* _TASK INSTRUCTIONS_
Copy out every record below with complete accuracy.

(Interface dataset entries)
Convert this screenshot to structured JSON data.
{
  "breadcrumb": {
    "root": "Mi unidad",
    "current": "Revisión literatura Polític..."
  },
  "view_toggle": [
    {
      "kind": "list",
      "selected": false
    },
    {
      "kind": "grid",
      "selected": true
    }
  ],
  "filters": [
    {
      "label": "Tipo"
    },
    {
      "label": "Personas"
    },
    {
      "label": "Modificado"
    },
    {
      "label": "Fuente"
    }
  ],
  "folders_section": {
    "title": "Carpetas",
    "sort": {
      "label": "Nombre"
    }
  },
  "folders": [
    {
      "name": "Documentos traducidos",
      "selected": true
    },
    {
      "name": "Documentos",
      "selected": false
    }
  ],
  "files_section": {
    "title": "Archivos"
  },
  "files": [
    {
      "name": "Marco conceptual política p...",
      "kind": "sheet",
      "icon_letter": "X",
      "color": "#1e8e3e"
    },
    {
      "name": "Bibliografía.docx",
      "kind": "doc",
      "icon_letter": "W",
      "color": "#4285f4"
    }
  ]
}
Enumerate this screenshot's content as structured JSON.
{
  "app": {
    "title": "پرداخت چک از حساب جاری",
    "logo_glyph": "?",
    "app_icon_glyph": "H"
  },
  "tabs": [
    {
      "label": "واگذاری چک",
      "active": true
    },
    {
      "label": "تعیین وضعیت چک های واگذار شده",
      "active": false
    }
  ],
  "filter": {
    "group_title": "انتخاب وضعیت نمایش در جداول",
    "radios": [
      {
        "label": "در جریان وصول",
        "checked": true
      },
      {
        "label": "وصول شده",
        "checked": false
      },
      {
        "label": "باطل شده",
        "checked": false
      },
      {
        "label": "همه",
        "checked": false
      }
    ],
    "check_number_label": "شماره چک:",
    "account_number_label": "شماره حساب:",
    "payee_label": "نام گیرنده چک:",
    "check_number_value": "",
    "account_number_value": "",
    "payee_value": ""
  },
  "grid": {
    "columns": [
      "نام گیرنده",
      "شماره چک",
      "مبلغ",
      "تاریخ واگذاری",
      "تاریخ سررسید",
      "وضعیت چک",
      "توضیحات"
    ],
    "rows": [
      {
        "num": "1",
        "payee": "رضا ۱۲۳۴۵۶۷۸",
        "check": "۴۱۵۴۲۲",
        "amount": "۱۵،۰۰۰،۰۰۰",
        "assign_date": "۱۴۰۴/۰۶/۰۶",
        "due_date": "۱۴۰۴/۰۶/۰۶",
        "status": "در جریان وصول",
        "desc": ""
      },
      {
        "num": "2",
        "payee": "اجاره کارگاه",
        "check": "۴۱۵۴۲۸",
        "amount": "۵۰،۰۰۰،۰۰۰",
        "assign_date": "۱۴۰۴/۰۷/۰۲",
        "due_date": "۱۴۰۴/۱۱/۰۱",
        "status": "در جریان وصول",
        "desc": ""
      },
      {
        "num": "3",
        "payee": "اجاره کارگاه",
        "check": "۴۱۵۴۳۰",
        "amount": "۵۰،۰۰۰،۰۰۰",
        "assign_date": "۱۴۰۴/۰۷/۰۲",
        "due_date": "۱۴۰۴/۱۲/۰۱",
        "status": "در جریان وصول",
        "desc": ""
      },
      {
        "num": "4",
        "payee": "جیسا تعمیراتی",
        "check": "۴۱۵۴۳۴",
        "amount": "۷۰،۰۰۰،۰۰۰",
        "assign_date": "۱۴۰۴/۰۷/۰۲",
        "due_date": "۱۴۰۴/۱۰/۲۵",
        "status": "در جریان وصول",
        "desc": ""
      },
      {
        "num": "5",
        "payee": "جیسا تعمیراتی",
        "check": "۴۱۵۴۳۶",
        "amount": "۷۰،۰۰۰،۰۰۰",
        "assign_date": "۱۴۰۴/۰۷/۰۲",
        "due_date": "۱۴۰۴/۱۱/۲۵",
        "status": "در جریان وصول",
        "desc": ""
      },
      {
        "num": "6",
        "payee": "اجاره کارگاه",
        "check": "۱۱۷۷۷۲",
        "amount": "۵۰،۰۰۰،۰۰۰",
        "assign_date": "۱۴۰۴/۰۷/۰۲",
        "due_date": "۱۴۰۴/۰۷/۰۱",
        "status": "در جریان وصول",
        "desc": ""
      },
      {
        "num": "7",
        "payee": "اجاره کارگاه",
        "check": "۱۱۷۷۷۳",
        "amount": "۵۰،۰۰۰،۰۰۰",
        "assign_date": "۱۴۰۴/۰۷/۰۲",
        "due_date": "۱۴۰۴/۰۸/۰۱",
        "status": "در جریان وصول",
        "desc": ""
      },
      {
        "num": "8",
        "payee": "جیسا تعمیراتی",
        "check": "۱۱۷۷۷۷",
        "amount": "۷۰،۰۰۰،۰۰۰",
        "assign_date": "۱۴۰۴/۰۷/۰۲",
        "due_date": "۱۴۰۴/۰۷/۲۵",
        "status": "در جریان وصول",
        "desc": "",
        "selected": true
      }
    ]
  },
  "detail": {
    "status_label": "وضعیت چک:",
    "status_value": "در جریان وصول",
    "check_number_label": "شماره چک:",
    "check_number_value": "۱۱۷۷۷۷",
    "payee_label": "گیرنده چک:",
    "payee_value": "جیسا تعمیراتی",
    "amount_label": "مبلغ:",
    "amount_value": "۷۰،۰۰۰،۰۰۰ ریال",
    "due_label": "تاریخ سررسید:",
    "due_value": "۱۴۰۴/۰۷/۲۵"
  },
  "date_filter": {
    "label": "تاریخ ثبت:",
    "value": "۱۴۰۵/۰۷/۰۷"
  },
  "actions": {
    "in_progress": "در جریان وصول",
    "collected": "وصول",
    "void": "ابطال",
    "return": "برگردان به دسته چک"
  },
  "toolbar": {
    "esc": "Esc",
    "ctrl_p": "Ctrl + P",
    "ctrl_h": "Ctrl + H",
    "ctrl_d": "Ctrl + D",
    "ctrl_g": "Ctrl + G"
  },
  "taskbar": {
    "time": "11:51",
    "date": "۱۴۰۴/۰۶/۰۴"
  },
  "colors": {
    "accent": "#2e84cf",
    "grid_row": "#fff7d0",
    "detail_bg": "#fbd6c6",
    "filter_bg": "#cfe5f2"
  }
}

* _SOLVED EXERCISE_
Convert this screenshot to structured JSON data.
{
  "breadcrumb": {
    "root": "Mi unidad",
    "current": "Revisión literatura Polític..."
  },
  "view_toggle": [
    {
      "kind": "list",
      "selected": false
    },
    {
      "kind": "grid",
      "selected": true
    }
  ],
  "filters": [
    {
      "label": "Tipo"
    },
    {
      "label": "Personas"
    },
    {
      "label": "Modificado"
    },
    {
      "label": "Fuente"
    }
  ],
  "folders_section": {
    "title": "Carpetas",
    "sort": {
      "label": "Nombre"
    }
  },
  "folders": [
    {
      "name": "Documentos traducidos",
      "selected": true
    },
    {
      "name": "Documentos",
      "selected": false
    }
  ],
  "files_section": {
    "title": "Archivos"
  },
  "files": [
    {
      "name": "Marco conceptual política p...",
      "kind": "sheet",
      "icon_letter": "X",
      "color": "#1e8e3e"
    },
    {
      "name": "Bibliografía.docx",
      "kind": "doc",
      "icon_letter": "W",
      "color": "#4285f4"
    }
  ]
}
Enumerate this screenshot's content as structured JSON.
{
  "app": {
    "title": "پرداخت چک از حساب جاری",
    "logo_glyph": "?",
    "app_icon_glyph": "H"
  },
  "tabs": [
    {
      "label": "واگذاری چک",
      "active": true
    },
    {
      "label": "تعیین وضعیت چک های واگذار شده",
      "active": false
    }
  ],
  "filter": {
    "group_title": "انتخاب وضعیت نمایش در جداول",
    "radios": [
      {
        "label": "در جریان وصول",
        "checked": true
      },
      {
        "label": "وصول شده",
        "checked": false
      },
      {
        "label": "باطل شده",
        "checked": false
      },
      {
        "label": "همه",
        "checked": false
      }
    ],
    "check_number_label": "شماره چک:",
    "account_number_label": "شماره حساب:",
    "payee_label": "نام گیرنده چک:",
    "check_number_value": "",
    "account_number_value": "",
    "payee_value": ""
  },
  "grid": {
    "columns": [
      "نام گیرنده",
      "شماره چک",
      "مبلغ",
      "تاریخ واگذاری",
      "تاریخ سررسید",
      "وضعیت چک",
      "توضیحات"
    ],
    "rows": [
      {
        "num": "1",
        "payee": "رضا ۱۲۳۴۵۶۷۸",
        "check": "۴۱۵۴۲۲",
        "amount": "۱۵،۰۰۰،۰۰۰",
        "assign_date": "۱۴۰۴/۰۶/۰۶",
        "due_date": "۱۴۰۴/۰۶/۰۶",
        "status": "در جریان وصول",
        "desc": ""
      },
      {
        "num": "2",
        "payee": "اجاره کارگاه",
        "check": "۴۱۵۴۲۸",
        "amount": "۵۰،۰۰۰،۰۰۰",
        "assign_date": "۱۴۰۴/۰۷/۰۲",
        "due_date": "۱۴۰۴/۱۱/۰۱",
        "status": "در جریان وصول",
        "desc": ""
      },
      {
        "num": "3",
        "payee": "اجاره کارگاه",
        "check": "۴۱۵۴۳۰",
        "amount": "۵۰،۰۰۰،۰۰۰",
        "assign_date": "۱۴۰۴/۰۷/۰۲",
        "due_date": "۱۴۰۴/۱۲/۰۱",
        "status": "در جریان وصول",
        "desc": ""
      },
      {
        "num": "4",
        "payee": "جیسا تعمیراتی",
        "check": "۴۱۵۴۳۴",
        "amount": "۷۰،۰۰۰،۰۰۰",
        "assign_date": "۱۴۰۴/۰۷/۰۲",
        "due_date": "۱۴۰۴/۱۰/۲۵",
        "status": "در جریان وصول",
        "desc": ""
      },
      {
        "num": "5",
        "payee": "جیسا تعمیراتی",
        "check": "۴۱۵۴۳۶",
        "amount": "۷۰،۰۰۰،۰۰۰",
        "assign_date": "۱۴۰۴/۰۷/۰۲",
        "due_date": "۱۴۰۴/۱۱/۲۵",
        "status": "در جریان وصول",
        "desc": ""
      },
      {
        "num": "6",
        "payee": "اجاره کارگاه",
        "check": "۱۱۷۷۷۲",
        "amount": "۵۰،۰۰۰،۰۰۰",
        "assign_date": "۱۴۰۴/۰۷/۰۲",
        "due_date": "۱۴۰۴/۰۷/۰۱",
        "status": "در جریان وصول",
        "desc": ""
      },
      {
        "num": "7",
        "payee": "اجاره کارگاه",
        "check": "۱۱۷۷۷۳",
        "amount": "۵۰،۰۰۰،۰۰۰",
        "assign_date": "۱۴۰۴/۰۷/۰۲",
        "due_date": "۱۴۰۴/۰۸/۰۱",
        "status": "در جریان وصول",
        "desc": ""
      },
      {
        "num": "8",
        "payee": "جیسا تعمیراتی",
        "check": "۱۱۷۷۷۷",
        "amount": "۷۰،۰۰۰،۰۰۰",
        "assign_date": "۱۴۰۴/۰۷/۰۲",
        "due_date": "۱۴۰۴/۰۷/۲۵",
        "status": "در جریان وصول",
        "desc": "",
        "selected": true
      }
    ]
  },
  "detail": {
    "status_label": "وضعیت چک:",
    "status_value": "در جریان وصول",
    "check_number_label": "شماره چک:",
    "check_number_value": "۱۱۷۷۷۷",
    "payee_label": "گیرنده چک:",
    "payee_value": "جیسا تعمیراتی",
    "amount_label": "مبلغ:",
    "amount_value": "۷۰،۰۰۰،۰۰۰ ریال",
    "due_label": "تاریخ سررسید:",
    "due_value": "۱۴۰۴/۰۷/۲۵"
  },
  "date_filter": {
    "label": "تاریخ ثبت:",
    "value": "۱۴۰۵/۰۷/۰۷"
  },
  "actions": {
    "in_progress": "در جریان وصول",
    "collected": "وصول",
    "void": "ابطال",
    "return": "برگردان به دسته چک"
  },
  "toolbar": {
    "esc": "Esc",
    "ctrl_p": "Ctrl + P",
    "ctrl_h": "Ctrl + H",
    "ctrl_d": "Ctrl + D",
    "ctrl_g": "Ctrl + G"
  },
  "taskbar": {
    "time": "11:51",
    "date": "۱۴۰۴/۰۶/۰۴"
  },
  "colors": {
    "accent": "#2e84cf",
    "grid_row": "#fff7d0",
    "detail_bg": "#fbd6c6",
    "filter_bg": "#cfe5f2"
  }
}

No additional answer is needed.